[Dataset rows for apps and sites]
.....

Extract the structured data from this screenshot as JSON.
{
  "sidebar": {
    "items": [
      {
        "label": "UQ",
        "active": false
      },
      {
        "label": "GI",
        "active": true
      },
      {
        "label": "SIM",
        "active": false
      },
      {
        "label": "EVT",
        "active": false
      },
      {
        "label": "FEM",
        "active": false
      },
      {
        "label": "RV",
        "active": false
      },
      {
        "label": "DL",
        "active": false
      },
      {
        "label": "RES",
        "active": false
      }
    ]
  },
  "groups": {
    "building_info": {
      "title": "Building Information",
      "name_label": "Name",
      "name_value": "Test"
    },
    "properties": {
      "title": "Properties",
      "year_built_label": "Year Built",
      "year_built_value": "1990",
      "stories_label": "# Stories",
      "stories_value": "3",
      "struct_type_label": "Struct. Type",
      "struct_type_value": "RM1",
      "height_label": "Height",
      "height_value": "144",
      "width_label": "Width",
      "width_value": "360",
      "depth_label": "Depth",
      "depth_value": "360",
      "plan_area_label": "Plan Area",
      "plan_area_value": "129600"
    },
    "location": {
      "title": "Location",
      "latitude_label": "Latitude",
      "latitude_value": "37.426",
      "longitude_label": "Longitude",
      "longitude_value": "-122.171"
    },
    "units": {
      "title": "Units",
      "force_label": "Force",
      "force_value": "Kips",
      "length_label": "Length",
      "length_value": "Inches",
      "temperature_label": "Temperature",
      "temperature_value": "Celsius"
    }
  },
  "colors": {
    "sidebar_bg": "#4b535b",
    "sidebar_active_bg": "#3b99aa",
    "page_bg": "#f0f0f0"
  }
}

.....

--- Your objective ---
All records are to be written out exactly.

--- Reply ---
Extract the structured data from this screenshot as JSON.
{
  "sidebar": {
    "items": [
      {
        "label": "UQ",
        "active": false
      },
      {
        "label": "GI",
        "active": true
      },
      {
        "label": "SIM",
        "active": false
      },
      {
        "label": "EVT",
        "active": false
      },
      {
        "label": "FEM",
        "active": false
      },
      {
        "label": "RV",
        "active": false
      },
      {
        "label": "DL",
        "active": false
      },
      {
        "label": "RES",
        "active": false
      }
    ]
  },
  "groups": {
    "building_info": {
      "title": "Building Information",
      "name_label": "Name",
      "name_value": "Test"
    },
    "properties": {
      "title": "Properties",
      "year_built_label": "Year Built",
      "year_built_value": "1990",
      "stories_label": "# Stories",
      "stories_value": "3",
      "struct_type_label": "Struct. Type",
      "struct_type_value": "RM1",
      "height_label": "Height",
      "height_value": "144",
      "width_label": "Width",
      "width_value": "360",
      "depth_label": "Depth",
      "depth_value": "360",
      "plan_area_label": "Plan Area",
      "plan_area_value": "129600"
    },
    "location": {
      "title": "Location",
      "latitude_label": "Latitude",
      "latitude_value": "37.426",
      "longitude_label": "Longitude",
      "longitude_value": "-122.171"
    },
    "units": {
      "title": "Units",
      "force_label": "Force",
      "force_value": "Kips",
      "length_label": "Length",
      "length_value": "Inches",
      "temperature_label": "Temperature",
      "temperature_value": "Celsius"
    }
  },
  "colors": {
    "sidebar_bg": "#4b535b",
    "sidebar_active_bg": "#3b99aa",
    "page_bg": "#f0f0f0"
  }
}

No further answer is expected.